What to produce: Each record below must be retyped exactly, with nothing left out.

Website and app data records
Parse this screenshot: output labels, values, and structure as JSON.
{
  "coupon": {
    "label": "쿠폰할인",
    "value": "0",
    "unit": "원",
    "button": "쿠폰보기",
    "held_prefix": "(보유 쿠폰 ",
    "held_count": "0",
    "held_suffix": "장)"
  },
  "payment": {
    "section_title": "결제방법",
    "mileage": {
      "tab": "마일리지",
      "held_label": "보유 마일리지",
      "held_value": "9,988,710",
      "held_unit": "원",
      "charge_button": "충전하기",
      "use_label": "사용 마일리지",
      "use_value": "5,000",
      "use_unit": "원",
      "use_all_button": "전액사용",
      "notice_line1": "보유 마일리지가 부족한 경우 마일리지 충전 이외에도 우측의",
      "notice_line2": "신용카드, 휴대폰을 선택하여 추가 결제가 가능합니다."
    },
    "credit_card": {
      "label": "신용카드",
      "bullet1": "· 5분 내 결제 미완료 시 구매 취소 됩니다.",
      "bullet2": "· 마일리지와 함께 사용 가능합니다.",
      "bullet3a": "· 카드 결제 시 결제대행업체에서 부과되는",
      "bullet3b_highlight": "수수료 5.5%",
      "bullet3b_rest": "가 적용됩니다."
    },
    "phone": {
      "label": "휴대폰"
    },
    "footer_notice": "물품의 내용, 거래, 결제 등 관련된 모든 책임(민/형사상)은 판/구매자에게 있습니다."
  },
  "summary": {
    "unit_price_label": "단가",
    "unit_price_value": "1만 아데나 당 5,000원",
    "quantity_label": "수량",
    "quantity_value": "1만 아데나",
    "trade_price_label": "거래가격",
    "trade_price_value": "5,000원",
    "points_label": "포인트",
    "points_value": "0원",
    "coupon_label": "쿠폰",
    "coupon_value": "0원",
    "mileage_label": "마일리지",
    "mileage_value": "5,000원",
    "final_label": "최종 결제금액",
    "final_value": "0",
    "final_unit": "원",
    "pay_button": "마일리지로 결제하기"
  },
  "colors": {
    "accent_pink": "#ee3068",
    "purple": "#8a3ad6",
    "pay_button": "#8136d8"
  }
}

Result:
Parse this screenshot: output labels, values, and structure as JSON.
{
  "coupon": {
    "label": "쿠폰할인",
    "value": "0",
    "unit": "원",
    "button": "쿠폰보기",
    "held_prefix": "(보유 쿠폰 ",
    "held_count": "0",
    "held_suffix": "장)"
  },
  "payment": {
    "section_title": "결제방법",
    "mileage": {
      "tab": "마일리지",
      "held_label": "보유 마일리지",
      "held_value": "9,988,710",
      "held_unit": "원",
      "charge_button": "충전하기",
      "use_label": "사용 마일리지",
      "use_value": "5,000",
      "use_unit": "원",
      "use_all_button": "전액사용",
      "notice_line1": "보유 마일리지가 부족한 경우 마일리지 충전 이외에도 우측의",
      "notice_line2": "신용카드, 휴대폰을 선택하여 추가 결제가 가능합니다."
    },
    "credit_card": {
      "label": "신용카드",
      "bullet1": "· 5분 내 결제 미완료 시 구매 취소 됩니다.",
      "bullet2": "· 마일리지와 함께 사용 가능합니다.",
      "bullet3a": "· 카드 결제 시 결제대행업체에서 부과되는",
      "bullet3b_highlight": "수수료 5.5%",
      "bullet3b_rest": "가 적용됩니다."
    },
    "phone": {
      "label": "휴대폰"
    },
    "footer_notice": "물품의 내용, 거래, 결제 등 관련된 모든 책임(민/형사상)은 판/구매자에게 있습니다."
  },
  "summary": {
    "unit_price_label": "단가",
    "unit_price_value": "1만 아데나 당 5,000원",
    "quantity_label": "수량",
    "quantity_value": "1만 아데나",
    "trade_price_label": "거래가격",
    "trade_price_value": "5,000원",
    "points_label": "포인트",
    "points_value": "0원",
    "coupon_label": "쿠폰",
    "coupon_value": "0원",
    "mileage_label": "마일리지",
    "mileage_value": "5,000원",
    "final_label": "최종 결제금액",
    "final_value": "0",
    "final_unit": "원",
    "pay_button": "마일리지로 결제하기"
  },
  "colors": {
    "accent_pink": "#ee3068",
    "purple": "#8a3ad6",
    "pay_button": "#8136d8"
  }
}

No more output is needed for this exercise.